    • cell phone, portable charger, and extra batteries;
    • blankets;
    • water and nonperishable food;
    • booster cables, flares, tire pump, and a bag of sand or cat litter (for traction);
    • compass and maps;
    • flashlight, battery-powered radio, and extra batteries;
    • first-aid kit; and 
    • plastic bags (for waste).

Equip in Advance for Emergencies

Be prepared for weather-related emergencies, including power outages.

  • Stock food that needs no cooking or refrigeration and water stored in clean containers.
  • Ensure that your cell phone is fully charged.
  • When planning travel, be aware of current and forecast weather conditions.
  • Keep an up-to-date emergency kit, including the following
    • Battery-operated devices, such as a flashlight, a National Oceanic and Atmospheric Administration (NOAA) Weather Radio, and lamps;
    • extra batteries;
    • first-aid kit and extra medicine;
    • baby items; and
    • cat litter or sand for icy walkways.
  • Protect your family from carbon monoxide (CO).
    • Keep grills, camp stoves, and generators out of the house, basement, and garage.
    • Locate generators at least 20 feet from any window, door, or vent and in a space where rain and snow will not reach them.
    • Leave your home immediately if the CO detector sounds and call 911.

Extreme Cold Preparedness for Children

Adapted from American Academy of Pediatrics Website

Because children are less able to regulate their body temperature than adults, exposure to extreme cold can quickly lead to dangerously low body temperatures (i.e., hypothermia). Newborn infants are prone to hypothermia because of their large body surface area, small amount of subcutaneous fat, and decreased ability to shiver.

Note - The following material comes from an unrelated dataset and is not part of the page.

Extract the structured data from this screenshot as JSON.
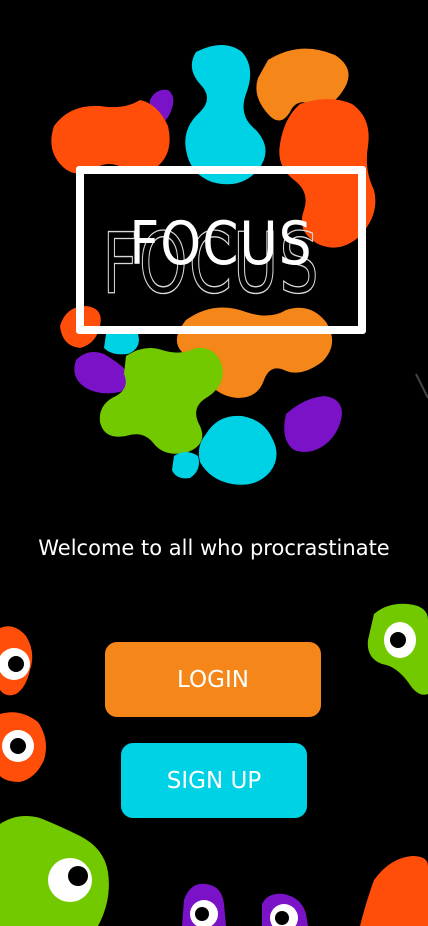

Children and adults respond to cold extremes by shivering, developing “goose bumps,” and experiencing lethargy and a slow heart rate. Eventually, the shivering ends, and disorientation and lack of responsiveness occur. Severe hypothermia can also result in an abnormal beating of the heart (i.e., arrhythmia).

The following steps can help to protect your body from cold extremes and their consequences:

  • Wear proper cold-weather gear. 
  • Avoid severe cold. 
  • Find alternate shelter if the home or residence has lost its heat. 
  • Use safe indoor heating sources. 
    • Ensure that all stoves and fireplaces are adequately vented
    • Do not use charcoal indoors.
    • Do not use gasoline or diesel generators indoors or outside near an open window or vent that could bring in fumes.
    • Locate generators at least 20 feet from any window, door, or vent and in a space where rain and snow will not reach them. 

Email this Post
Content Shortlink
Back to Board of Health Nurse